• _EXERCISE DIRECTIONS_
Each line that includes the word "Beschriftung" should be copied from the records.

ENTRIES SUPPLIED section start

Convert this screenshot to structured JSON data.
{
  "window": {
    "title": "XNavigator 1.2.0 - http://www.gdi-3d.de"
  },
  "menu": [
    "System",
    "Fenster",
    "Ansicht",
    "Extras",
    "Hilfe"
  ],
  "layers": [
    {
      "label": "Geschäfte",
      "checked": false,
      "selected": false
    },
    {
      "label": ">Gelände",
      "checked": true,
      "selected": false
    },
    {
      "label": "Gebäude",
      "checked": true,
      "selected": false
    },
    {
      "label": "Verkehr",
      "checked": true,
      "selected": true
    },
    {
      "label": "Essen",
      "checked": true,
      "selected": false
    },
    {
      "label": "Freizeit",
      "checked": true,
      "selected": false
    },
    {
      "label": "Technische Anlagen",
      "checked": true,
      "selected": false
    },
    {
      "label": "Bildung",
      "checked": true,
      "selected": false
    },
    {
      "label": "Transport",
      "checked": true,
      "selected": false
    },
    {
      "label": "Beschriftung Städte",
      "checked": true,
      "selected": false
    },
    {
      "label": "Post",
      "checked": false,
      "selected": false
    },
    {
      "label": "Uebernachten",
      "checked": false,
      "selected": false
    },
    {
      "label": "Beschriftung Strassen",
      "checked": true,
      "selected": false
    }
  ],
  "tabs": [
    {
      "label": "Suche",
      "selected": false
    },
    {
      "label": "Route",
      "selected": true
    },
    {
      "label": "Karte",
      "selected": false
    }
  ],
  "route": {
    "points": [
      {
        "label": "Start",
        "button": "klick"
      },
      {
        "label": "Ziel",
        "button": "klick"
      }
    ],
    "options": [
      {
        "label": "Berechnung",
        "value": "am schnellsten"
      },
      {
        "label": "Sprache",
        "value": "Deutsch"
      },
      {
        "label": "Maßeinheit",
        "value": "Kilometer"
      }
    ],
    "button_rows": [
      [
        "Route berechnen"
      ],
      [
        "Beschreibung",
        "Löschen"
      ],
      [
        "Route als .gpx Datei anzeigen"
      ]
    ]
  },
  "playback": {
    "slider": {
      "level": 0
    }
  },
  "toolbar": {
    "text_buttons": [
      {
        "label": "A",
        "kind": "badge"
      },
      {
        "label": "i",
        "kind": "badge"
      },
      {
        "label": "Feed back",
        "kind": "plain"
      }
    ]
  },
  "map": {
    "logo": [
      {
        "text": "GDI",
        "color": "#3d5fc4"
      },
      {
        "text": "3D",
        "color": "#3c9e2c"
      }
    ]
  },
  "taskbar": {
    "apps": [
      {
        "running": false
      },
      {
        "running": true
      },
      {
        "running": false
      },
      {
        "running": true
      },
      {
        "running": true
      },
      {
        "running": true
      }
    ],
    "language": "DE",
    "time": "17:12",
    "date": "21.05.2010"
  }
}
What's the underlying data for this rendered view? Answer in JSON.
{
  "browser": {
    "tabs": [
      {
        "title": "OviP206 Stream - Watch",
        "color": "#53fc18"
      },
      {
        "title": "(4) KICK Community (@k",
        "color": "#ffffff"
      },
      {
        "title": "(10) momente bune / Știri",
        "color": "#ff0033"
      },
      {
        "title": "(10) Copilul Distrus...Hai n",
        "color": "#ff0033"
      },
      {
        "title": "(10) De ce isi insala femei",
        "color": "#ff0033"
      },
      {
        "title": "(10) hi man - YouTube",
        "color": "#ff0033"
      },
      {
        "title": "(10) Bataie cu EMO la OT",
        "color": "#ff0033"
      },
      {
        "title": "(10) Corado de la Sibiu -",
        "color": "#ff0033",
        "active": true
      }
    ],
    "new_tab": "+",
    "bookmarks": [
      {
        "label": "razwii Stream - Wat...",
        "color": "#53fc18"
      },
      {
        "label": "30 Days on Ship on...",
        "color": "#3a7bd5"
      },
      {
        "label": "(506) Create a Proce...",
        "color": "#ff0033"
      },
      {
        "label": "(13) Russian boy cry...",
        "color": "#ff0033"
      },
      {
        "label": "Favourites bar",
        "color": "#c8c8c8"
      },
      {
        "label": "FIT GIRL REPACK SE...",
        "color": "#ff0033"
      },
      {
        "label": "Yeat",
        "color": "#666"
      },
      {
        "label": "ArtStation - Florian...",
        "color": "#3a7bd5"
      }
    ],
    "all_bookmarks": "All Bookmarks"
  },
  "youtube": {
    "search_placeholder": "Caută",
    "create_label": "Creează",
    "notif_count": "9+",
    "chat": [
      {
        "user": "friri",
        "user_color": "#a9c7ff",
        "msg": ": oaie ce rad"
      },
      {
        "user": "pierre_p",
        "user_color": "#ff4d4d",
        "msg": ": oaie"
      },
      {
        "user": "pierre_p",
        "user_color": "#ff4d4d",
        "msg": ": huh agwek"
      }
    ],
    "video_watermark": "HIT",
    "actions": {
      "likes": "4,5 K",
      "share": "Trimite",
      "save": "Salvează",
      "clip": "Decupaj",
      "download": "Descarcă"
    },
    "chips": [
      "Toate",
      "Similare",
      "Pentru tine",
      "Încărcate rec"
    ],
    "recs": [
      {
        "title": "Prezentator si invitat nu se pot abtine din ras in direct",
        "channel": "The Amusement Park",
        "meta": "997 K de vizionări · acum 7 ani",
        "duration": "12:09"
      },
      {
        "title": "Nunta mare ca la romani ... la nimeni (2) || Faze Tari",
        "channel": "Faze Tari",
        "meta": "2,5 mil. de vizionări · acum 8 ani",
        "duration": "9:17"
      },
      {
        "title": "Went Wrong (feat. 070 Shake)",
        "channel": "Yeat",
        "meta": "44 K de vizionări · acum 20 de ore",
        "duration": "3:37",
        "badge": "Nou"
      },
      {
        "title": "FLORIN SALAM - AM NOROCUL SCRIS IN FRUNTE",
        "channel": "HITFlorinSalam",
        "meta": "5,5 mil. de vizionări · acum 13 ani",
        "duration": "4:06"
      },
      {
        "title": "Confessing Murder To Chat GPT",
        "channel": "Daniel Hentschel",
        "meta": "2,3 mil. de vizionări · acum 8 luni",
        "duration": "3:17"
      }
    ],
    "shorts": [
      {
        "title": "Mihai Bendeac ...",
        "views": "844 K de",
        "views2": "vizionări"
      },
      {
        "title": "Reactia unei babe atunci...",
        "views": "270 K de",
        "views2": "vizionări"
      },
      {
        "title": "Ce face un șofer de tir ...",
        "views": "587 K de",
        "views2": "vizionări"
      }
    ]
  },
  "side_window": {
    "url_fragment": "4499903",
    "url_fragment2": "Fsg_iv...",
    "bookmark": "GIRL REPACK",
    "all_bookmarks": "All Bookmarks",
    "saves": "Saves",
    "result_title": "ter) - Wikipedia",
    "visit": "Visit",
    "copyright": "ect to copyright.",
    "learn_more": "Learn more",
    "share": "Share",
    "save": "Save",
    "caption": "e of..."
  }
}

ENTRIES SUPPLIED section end

• _REPLY_
      "label": "Beschriftung Städte",
      "label": "Beschriftung Strassen",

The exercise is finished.